The success of your warehouse and your supply chain is highly dependent upon the Warehouse Management System (WMS) you’re using. Whether you’re working in a large, complex distribution center with many different types of products coming and going, or you manage a smaller warehouse that handles specialized products, your WMS system should meet all of the functional requirements for your business.
Your specific software requirements will depend on a number of variables:
- What are your customers’ requirements and expectations?
- What industry are you in and which type(s) of products are you moving?
- What are your specific business objectives? Which system requirements do you need now and what features do you anticipate needing 6 months, 12 months or 24 months down the road?
- What is your warehouse layout like? (Think size, capacity, accessibility and the way goods flow through it every day.)
In this article, we’ll cover a few of the qualities every reputable WMS should have, as well as some of the must-have WMS modules for any type of business. We also discuss the WMS selection and provide you with a few resources to guarantee a seamless selection process.
THE MUST-HAVES OF ANY REPUTABLE WMS
Every reputable WMS should have these 4 capabilities:
1. INTEGRATES WITH MOST SUPPLY CHAIN TECHNOLOGIES
Among the most important WMS system requirements is that it should be fully integrable with your ERP, and other assets you already have. Whether or not you’re already using advanced technologies like voice picking, RFID or automation, make sure your WMS can incorporate these solutions into your supply chain later on without any problems. Most standard supply chain technologies will be supported, but as your business grows, you’ll be glad you have these additional technologies available. (Note: tailoring your WMS to your specific business should involve minimal modifications to the core software.)
2. INTEGRATES TO YOUR ERP
Integrating your WMS and your ERP at a detailed level can be a difficult, laborious process.
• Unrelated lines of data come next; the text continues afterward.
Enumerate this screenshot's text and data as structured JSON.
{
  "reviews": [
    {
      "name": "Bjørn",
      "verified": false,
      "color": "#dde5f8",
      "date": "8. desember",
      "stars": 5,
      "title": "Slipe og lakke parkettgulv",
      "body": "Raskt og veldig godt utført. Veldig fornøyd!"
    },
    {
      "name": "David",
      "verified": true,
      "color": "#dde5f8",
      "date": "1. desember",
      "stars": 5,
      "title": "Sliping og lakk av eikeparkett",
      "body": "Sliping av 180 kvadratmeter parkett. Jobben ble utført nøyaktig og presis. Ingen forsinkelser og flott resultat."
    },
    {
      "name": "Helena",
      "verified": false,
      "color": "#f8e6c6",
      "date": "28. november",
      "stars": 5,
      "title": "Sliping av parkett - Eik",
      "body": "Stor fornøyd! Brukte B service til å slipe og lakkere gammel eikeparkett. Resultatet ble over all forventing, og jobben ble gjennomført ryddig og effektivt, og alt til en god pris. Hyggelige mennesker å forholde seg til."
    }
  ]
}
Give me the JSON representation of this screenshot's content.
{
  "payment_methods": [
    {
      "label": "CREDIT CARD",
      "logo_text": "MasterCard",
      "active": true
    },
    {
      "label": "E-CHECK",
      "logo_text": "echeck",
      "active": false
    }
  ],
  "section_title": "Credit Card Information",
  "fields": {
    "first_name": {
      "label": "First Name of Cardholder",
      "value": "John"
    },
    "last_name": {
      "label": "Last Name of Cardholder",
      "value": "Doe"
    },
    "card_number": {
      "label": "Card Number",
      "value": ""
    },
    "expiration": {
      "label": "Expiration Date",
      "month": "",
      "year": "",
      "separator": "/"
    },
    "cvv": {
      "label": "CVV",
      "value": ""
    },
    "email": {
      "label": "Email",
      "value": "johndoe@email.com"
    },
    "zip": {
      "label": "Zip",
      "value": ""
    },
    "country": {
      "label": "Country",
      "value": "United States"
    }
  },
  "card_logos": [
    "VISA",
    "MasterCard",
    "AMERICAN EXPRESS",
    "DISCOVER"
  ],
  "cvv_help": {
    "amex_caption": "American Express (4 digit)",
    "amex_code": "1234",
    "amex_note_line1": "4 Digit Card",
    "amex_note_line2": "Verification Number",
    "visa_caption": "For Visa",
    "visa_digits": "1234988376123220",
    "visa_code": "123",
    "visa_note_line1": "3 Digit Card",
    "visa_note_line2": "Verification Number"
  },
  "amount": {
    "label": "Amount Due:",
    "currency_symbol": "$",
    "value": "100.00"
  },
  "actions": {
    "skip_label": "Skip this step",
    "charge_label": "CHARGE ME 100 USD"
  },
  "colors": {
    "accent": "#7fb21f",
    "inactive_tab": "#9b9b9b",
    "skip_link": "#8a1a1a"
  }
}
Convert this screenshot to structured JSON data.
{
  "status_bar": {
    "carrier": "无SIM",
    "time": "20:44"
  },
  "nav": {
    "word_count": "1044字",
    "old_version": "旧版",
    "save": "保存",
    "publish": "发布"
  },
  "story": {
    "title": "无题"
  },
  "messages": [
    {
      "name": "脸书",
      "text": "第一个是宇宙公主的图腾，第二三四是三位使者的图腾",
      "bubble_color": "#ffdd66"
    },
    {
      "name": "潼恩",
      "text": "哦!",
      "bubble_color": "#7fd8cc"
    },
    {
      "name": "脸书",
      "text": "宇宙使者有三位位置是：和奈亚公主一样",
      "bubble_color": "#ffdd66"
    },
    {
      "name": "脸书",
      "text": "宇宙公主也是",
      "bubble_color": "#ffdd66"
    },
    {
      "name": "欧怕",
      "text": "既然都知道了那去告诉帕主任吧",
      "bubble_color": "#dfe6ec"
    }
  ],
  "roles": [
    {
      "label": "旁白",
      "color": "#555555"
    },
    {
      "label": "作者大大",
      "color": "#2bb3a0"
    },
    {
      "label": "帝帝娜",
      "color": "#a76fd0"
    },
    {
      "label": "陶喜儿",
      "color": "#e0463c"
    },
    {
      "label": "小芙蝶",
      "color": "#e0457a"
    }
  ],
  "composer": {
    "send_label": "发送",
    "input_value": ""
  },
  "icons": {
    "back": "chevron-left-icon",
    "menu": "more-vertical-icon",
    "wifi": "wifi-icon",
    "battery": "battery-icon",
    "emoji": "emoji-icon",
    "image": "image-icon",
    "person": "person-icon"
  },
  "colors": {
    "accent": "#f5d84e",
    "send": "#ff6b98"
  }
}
Selecting a WMS that does not integrate well with the ERP tends to lead to two competing systems, leaving you with no central version of the “truth” regarding inventory holding. Therefore, it is critically important to select a WMS that is highly integrable with your current ERP systems. Ideally, you’ll have the opportunity to visit reference sites where they can show you their WMS working seamlessly with the same ERP you use.
3. USER-FRIENDLY, INTUITIVE INTERFACE
For your business’ sake — and for the staff who will be using the system regularly — you’ll want a software with a small learning curve. This gives the operators the chance to minimize manual data entry, eliminate paper records, and take advantage of vendor support capabilities through phone, email or live chat whenever they have questions. This translates into less frustration and greater job satisfaction for them, and lower training and labor costs for you.
4. ENHANCES SAFETY OUTCOMES
Every WMS should encourage safety best practices in your warehouses and distribution centers and ensure all employees are trained properly in warehouse SOPs and safety protocols.
CORE WMS MODULES TO LOOK FOR
Regardless of your distribution niche, you’ll want to be able to easily manage multiple stages of your supply chain operation in one centralized location. Must-have items on your WMS requirements list should include modules for:
- Shipping: This includes functionality for wave release, picking tasks, packing and shipping.
- Receiving: Receiving operations are broad but could include cross docking, appointment scheduling, receipt management, customer returns and put-away.
- Inventory Control: In your supply chain, what’s more important than inventory management? Make sure the WMS supports cycle counting, replenishment, quality control, lot/serial tracking and inventory counting tools to keep your warehouse or distribution center more organized.
- Transportation: Optimize routes with GPS, track and calculate freight rates, and make better carrier selections with a transportation management system (TMS) module.
- Order Fulfillment: This could include everything pertaining to purchase orders, work-in-progress (WIP), kitting and assembly, and more.
- Analytics: Nowadays, data is key. Having a clean KPI dashboard to track relevant metrics, cloud-based functionality and backup capabilities, labor and performance tracking, warehouse layout optimization, predictive analytics and forecasting, and reporting all contribute to greater data visibility, ease of sharing, and organizational transparency.